Directions for this task:
The count of lines with the string "Subscribe" in the material is all that should be returned.

Task material:
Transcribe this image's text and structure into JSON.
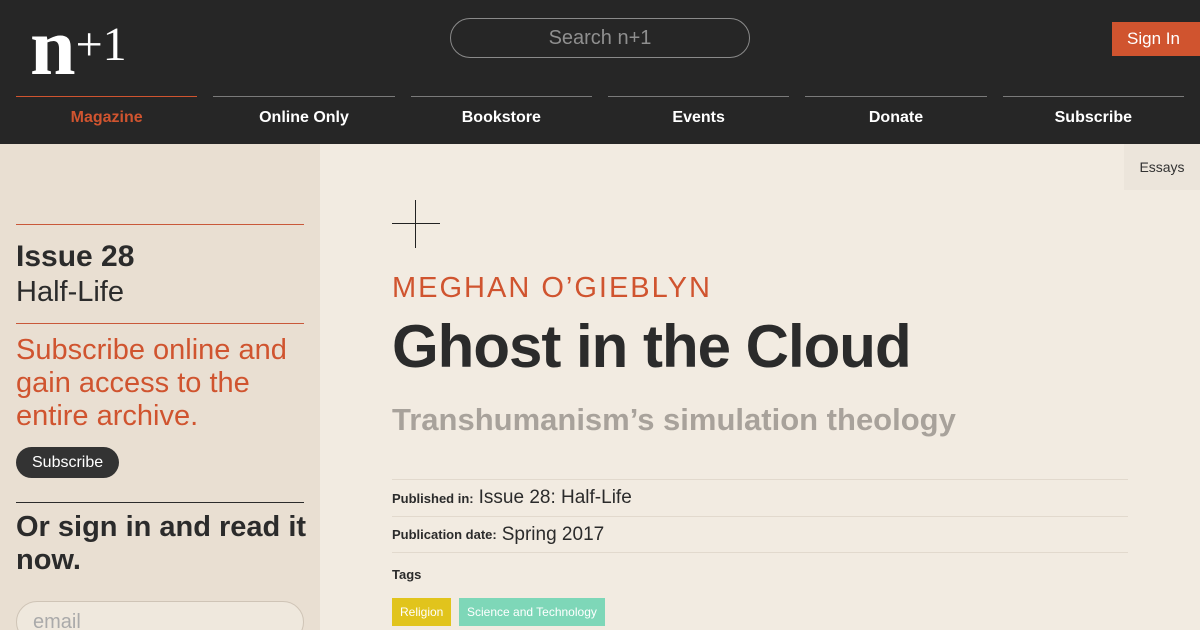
{
  "header": {
    "logo_main": "n",
    "logo_plus": "+1",
    "search_placeholder": "Search n+1",
    "signin_label": "Sign In"
  },
  "nav": {
    "items": [
      {
        "label": "Magazine",
        "active": true
      },
      {
        "label": "Online Only"
      },
      {
        "label": "Bookstore"
      },
      {
        "label": "Events"
      },
      {
        "label": "Donate"
      },
      {
        "label": "Subscribe"
      }
    ]
  },
  "sidebar": {
    "issue_number": "Issue 28",
    "issue_name": "Half-Life",
    "subscribe_pitch": "Subscribe online and gain access to the entire archive.",
    "subscribe_button": "Subscribe",
    "signin_pitch": "Or sign in and read it now.",
    "email_placeholder": "email"
  },
  "article": {
    "section_tab": "Essays",
    "author": "MEGHAN O’GIEBLYN",
    "title": "Ghost in the Cloud",
    "subtitle": "Transhumanism’s simulation theology",
    "published_in_label": "Published in:",
    "published_in_value": "Issue 28: Half-Life",
    "pub_date_label": "Publication date:",
    "pub_date_value": "Spring 2017",
    "tags_label": "Tags",
    "tags": [
      "Religion",
      "Science and Technology"
    ]
  },
  "colors": {
    "accent": "#d0542f",
    "header_bg": "#262626",
    "page_bg": "#f2ebe1",
    "sidebar_bg": "#e9dfd2",
    "tag_religion": "#e1c41c",
    "tag_scitech": "#7ed7b8"
  }
}
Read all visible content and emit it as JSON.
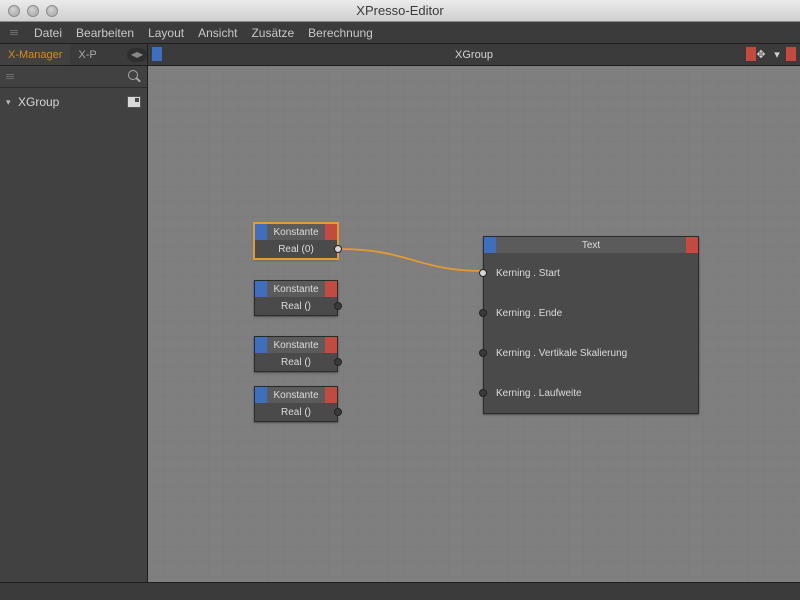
{
  "window": {
    "title": "XPresso-Editor"
  },
  "menubar": {
    "items": [
      "Datei",
      "Bearbeiten",
      "Layout",
      "Ansicht",
      "Zusätze",
      "Berechnung"
    ]
  },
  "sidebar": {
    "tabs": [
      {
        "label": "X-Manager",
        "active": true
      },
      {
        "label": "X-P",
        "active": false
      }
    ],
    "tree": {
      "root_label": "XGroup"
    }
  },
  "editor": {
    "header": "XGroup"
  },
  "nodes": {
    "konstante": [
      {
        "title": "Konstante",
        "value": "Real (0)",
        "selected": true,
        "port_filled": true
      },
      {
        "title": "Konstante",
        "value": "Real ()",
        "selected": false,
        "port_filled": false
      },
      {
        "title": "Konstante",
        "value": "Real ()",
        "selected": false,
        "port_filled": false
      },
      {
        "title": "Konstante",
        "value": "Real ()",
        "selected": false,
        "port_filled": false
      }
    ],
    "text": {
      "title": "Text",
      "inputs": [
        {
          "label": "Kerning . Start",
          "filled": true
        },
        {
          "label": "Kerning . Ende",
          "filled": false
        },
        {
          "label": "Kerning . Vertikale Skalierung",
          "filled": false
        },
        {
          "label": "Kerning . Laufweite",
          "filled": false
        }
      ]
    }
  }
}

Answer box:
3